*** Opening Material provided ***

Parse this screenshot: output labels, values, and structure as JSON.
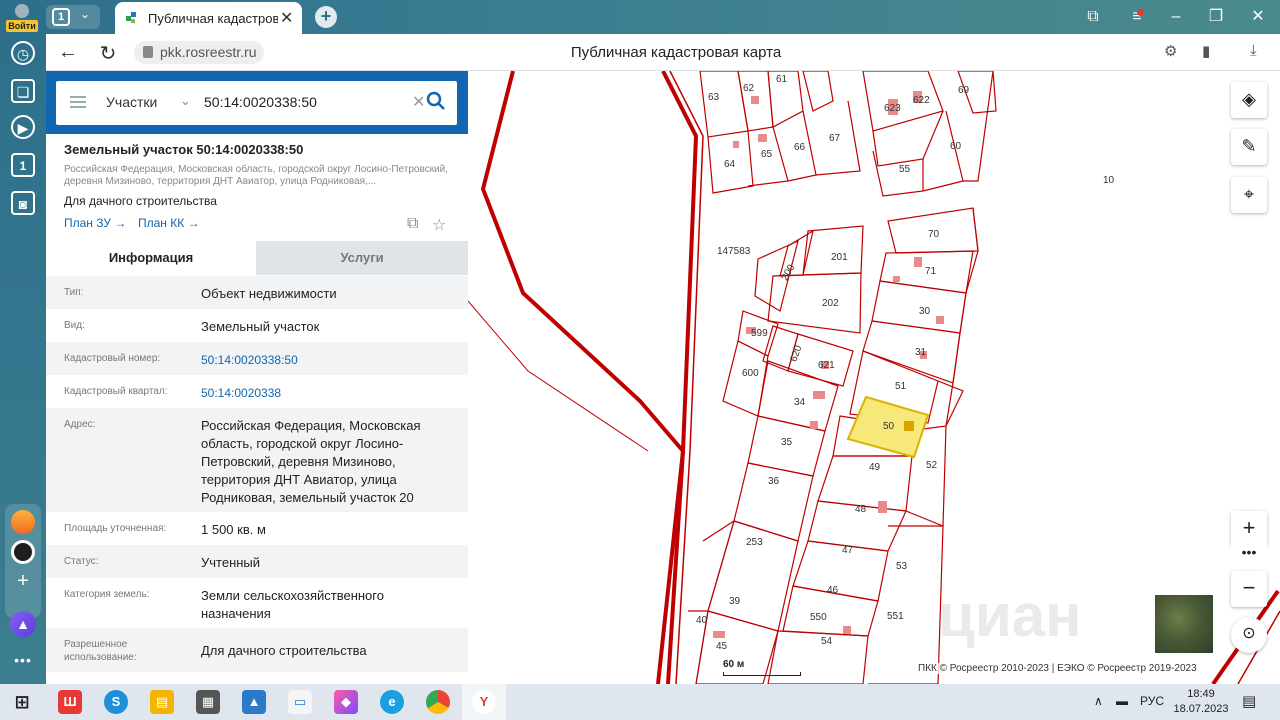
{
  "browser": {
    "login_label": "Войти",
    "tab_count": "1",
    "tab_title": "Публичная кадастровая",
    "url": "pkk.rosreestr.ru",
    "page_title": "Публичная кадастровая карта",
    "sidebar_counter": "1"
  },
  "search": {
    "type_label": "Участки",
    "query": "50:14:0020338:50"
  },
  "object": {
    "title": "Земельный участок 50:14:0020338:50",
    "address_short": "Российская Федерация, Московская область, городской округ Лосино-Петровский, деревня Мизиново, территория ДНТ Авиатор, улица Родниковая,...",
    "purpose": "Для дачного строительства",
    "plan_zu": "План ЗУ →",
    "plan_kk": "План КК →"
  },
  "tabs": {
    "info": "Информация",
    "services": "Услуги"
  },
  "info_rows": [
    {
      "key": "Тип:",
      "value": "Объект недвижимости"
    },
    {
      "key": "Вид:",
      "value": "Земельный участок"
    },
    {
      "key": "Кадастровый номер:",
      "value": "50:14:0020338:50"
    },
    {
      "key": "Кадастровый квартал:",
      "value": "50:14:0020338"
    },
    {
      "key": "Адрес:",
      "value": "Российская Федерация, Московская область, городской округ Лосино-Петровский, деревня Мизиново, территория ДНТ Авиатор, улица Родниковая, земельный участок 20"
    },
    {
      "key": "Площадь уточненная:",
      "value": "1 500 кв. м"
    },
    {
      "key": "Статус:",
      "value": "Учтенный"
    },
    {
      "key": "Категория земель:",
      "value": "Земли сельскохозяйственного назначения"
    },
    {
      "key": "Разрешенное использование:",
      "value": "Для дачного строительства"
    }
  ],
  "map": {
    "scale_label": "60 м",
    "copyright": "ПКК © Росреестр 2010-2023 | ЕЭКО © Росреестр 2019-2023",
    "watermark": "циан",
    "parcel_labels": [
      "63",
      "62",
      "61",
      "623",
      "622",
      "69",
      "64",
      "65",
      "66",
      "67",
      "55",
      "60",
      "10",
      "147583",
      "201",
      "200",
      "202",
      "70",
      "71",
      "30",
      "599",
      "620",
      "621",
      "600",
      "31",
      "51",
      "34",
      "35",
      "50",
      "49",
      "52",
      "36",
      "48",
      "253",
      "47",
      "53",
      "46",
      "39",
      "40",
      "45",
      "54",
      "550",
      "551"
    ]
  },
  "taskbar": {
    "lang": "РУС",
    "time": "18:49",
    "date": "18.07.2023"
  }
}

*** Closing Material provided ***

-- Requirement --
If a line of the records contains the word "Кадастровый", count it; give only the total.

-- Answer section --
2